Hopeful applicants arrived early and filled out cards to enter the contest. Only a handful made it through the pre-screening and a series of random trivia questions.
The challenge couldn't have been held on a better night -- with beer flowing and wings at 60 cents apiece, it was the perfect recipe for screaming, ranting, and high-fiving masculinity.
Before the glaring lights and the attentive looks of the judges, the contestants calmed their nerves by bantering among themselves. With only two minutes to prove their sports talk chops, it became clear who would be moving on to the semi-finals in New Jersey, and who would be driving home defeated.
For some, getting to Port Chester was a hike. The contestants hailed from Manhattan, Brooklyn, the Bronx, and New Jersey, fertile grounds for the disgruntled Met fans and Derek Jeter cultists who regularly call in to the station.
One eager applicant, Joel Mahan, trekked to Port Chester from Allenhurst, a Jersey Shore town about 70 miles south of Manhattan.
"It took me almost three hours, with traffic, to get here today," he said. "Now that's dedication."
Mahan said the hosts "really like to challenge you. They're fair, yet tough with their opinions, and they won't be afraid to say they don't agree with you in the competition.
"It's a lot like they do to people who call in to the station ranting about a particular sports event."
With 20-odd men screaming about batting averages and championship rings behind the scenes and in front of the stage, it was refreshing to see one woman among all that testosterone.
Marcia Herold is a bartender in Brooklyn, and said she's been a fan of sports her whole life— with season tickets to Yankee games. A friend encouraged her to try out, telling her an on-air job at the station is "her calling."

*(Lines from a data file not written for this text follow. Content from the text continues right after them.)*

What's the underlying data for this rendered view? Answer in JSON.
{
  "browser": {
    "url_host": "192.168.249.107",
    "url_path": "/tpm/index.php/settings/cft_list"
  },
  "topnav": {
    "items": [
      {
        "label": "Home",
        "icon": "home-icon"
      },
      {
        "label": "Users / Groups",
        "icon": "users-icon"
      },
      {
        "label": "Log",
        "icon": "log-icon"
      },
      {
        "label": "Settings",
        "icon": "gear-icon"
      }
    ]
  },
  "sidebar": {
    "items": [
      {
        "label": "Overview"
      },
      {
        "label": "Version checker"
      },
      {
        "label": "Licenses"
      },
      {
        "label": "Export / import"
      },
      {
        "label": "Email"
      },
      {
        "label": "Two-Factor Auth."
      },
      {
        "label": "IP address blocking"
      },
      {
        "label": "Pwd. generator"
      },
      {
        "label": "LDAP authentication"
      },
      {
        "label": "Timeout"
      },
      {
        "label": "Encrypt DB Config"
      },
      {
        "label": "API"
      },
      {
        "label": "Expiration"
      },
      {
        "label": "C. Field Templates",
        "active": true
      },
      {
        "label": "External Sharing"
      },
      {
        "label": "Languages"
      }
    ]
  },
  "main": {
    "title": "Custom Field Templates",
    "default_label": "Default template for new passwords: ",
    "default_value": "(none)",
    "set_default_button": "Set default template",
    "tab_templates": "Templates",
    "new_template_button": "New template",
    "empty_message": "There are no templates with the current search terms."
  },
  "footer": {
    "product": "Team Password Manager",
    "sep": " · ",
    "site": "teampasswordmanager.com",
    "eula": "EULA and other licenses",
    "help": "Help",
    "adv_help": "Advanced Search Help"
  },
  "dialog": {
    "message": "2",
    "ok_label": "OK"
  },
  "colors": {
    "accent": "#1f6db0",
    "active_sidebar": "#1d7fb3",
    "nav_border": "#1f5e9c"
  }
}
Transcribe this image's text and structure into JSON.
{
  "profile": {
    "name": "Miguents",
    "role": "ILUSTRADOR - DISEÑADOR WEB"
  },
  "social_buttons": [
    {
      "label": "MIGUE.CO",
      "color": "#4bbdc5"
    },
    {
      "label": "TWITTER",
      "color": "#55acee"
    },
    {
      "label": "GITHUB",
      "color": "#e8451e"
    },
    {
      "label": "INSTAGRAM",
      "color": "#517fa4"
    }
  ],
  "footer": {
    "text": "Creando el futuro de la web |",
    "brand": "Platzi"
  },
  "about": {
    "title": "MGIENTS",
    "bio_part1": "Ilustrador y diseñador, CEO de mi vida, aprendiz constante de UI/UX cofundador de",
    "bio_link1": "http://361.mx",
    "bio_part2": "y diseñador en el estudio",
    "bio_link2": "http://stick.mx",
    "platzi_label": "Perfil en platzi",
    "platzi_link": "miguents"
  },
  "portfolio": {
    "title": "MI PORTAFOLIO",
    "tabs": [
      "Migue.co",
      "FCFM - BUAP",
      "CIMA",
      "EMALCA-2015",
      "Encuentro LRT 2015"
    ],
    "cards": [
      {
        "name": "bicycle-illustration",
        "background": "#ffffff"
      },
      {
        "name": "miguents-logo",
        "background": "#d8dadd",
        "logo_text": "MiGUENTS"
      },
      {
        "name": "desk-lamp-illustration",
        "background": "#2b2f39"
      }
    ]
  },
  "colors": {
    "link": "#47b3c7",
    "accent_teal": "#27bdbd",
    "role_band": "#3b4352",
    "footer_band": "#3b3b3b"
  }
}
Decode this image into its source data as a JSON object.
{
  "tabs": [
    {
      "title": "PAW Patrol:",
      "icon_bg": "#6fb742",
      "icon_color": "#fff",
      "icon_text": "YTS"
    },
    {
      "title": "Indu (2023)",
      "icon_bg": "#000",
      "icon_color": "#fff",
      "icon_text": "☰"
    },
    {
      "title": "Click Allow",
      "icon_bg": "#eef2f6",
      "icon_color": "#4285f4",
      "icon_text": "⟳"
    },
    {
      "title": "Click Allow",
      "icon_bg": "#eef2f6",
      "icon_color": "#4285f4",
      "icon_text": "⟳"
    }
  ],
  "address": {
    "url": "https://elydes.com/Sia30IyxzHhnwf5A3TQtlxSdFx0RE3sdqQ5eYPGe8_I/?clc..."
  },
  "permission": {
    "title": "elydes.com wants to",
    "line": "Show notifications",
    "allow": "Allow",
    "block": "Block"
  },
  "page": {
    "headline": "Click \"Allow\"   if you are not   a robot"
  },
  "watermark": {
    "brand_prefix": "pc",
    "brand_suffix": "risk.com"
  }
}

"I play fantasy football, and I am surrounded by men watching the games constantly in the bar where I work — I have nothing to lose," Herold said.
She nailed most of the trivia questions thrown her way, earning a spot in the next round of auditions. Herold said she didn't feel pressured to show off her knowledge of all things sports, and dismissed the notion that it takes obsessive memorization of stats and records to host a successful show.
"As long as you pay attention for awhile," she said, "you'll be able to keep up."
And keep up she did—at the end of the night, when the winners were announced, Her0ld was chosen as one of two people headed to North Brunswick for the next round of competition, proving strong opinions about football and baseball aren't just for guys.
As Herold calmly took it all in, the other winner walked on stage and held his hands up in victory, barking with excitement.
If you think you have what it takes, the next stop is this Saturday at Livingston Mall in Livingston, New Jersey. At 10am, sports devotees will have the chance to voice their opinions before hosts Matt O'Boyle and Anita Marks. Applicants must be 18 or older.